#### PROBLEM TO SOLVE:
Set the records down again, exactly, without their images.

*** Opening of PROVIDED RECORDS ***

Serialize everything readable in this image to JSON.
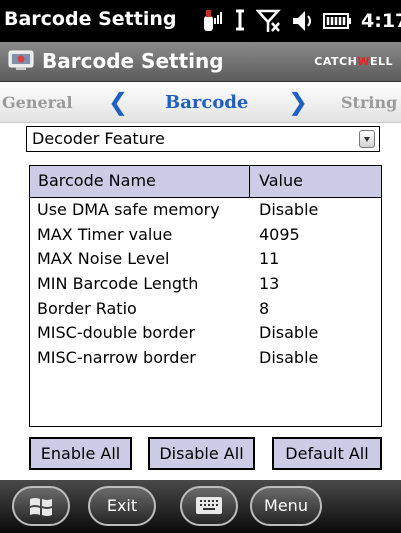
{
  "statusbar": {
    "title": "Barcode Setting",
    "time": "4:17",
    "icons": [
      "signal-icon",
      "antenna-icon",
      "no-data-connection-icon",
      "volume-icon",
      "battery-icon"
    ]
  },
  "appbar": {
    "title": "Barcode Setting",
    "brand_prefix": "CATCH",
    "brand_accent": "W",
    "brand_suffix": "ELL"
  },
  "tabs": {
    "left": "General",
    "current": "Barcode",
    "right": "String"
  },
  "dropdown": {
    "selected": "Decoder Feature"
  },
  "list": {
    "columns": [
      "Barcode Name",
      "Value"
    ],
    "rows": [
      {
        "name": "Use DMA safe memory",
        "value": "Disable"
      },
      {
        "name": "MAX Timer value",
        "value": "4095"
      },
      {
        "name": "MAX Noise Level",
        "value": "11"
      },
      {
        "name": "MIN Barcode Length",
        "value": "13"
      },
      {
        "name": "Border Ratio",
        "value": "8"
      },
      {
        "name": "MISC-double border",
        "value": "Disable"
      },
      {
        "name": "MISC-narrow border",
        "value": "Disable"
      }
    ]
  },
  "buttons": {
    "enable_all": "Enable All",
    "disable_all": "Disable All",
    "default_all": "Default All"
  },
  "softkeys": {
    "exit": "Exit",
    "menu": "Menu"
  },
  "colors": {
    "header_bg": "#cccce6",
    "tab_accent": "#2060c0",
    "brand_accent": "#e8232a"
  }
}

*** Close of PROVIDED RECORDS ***

#### SOLUTION FOR THIS TASK:
Serialize everything readable in this image to JSON.
{
  "statusbar": {
    "title": "Barcode Setting",
    "time": "4:17",
    "icons": [
      "signal-icon",
      "antenna-icon",
      "no-data-connection-icon",
      "volume-icon",
      "battery-icon"
    ]
  },
  "appbar": {
    "title": "Barcode Setting",
    "brand_prefix": "CATCH",
    "brand_accent": "W",
    "brand_suffix": "ELL"
  },
  "tabs": {
    "left": "General",
    "current": "Barcode",
    "right": "String"
  },
  "dropdown": {
    "selected": "Decoder Feature"
  },
  "list": {
    "columns": [
      "Barcode Name",
      "Value"
    ],
    "rows": [
      {
        "name": "Use DMA safe memory",
        "value": "Disable"
      },
      {
        "name": "MAX Timer value",
        "value": "4095"
      },
      {
        "name": "MAX Noise Level",
        "value": "11"
      },
      {
        "name": "MIN Barcode Length",
        "value": "13"
      },
      {
        "name": "Border Ratio",
        "value": "8"
      },
      {
        "name": "MISC-double border",
        "value": "Disable"
      },
      {
        "name": "MISC-narrow border",
        "value": "Disable"
      }
    ]
  },
  "buttons": {
    "enable_all": "Enable All",
    "disable_all": "Disable All",
    "default_all": "Default All"
  },
  "softkeys": {
    "exit": "Exit",
    "menu": "Menu"
  },
  "colors": {
    "header_bg": "#cccce6",
    "tab_accent": "#2060c0",
    "brand_accent": "#e8232a"
  }
}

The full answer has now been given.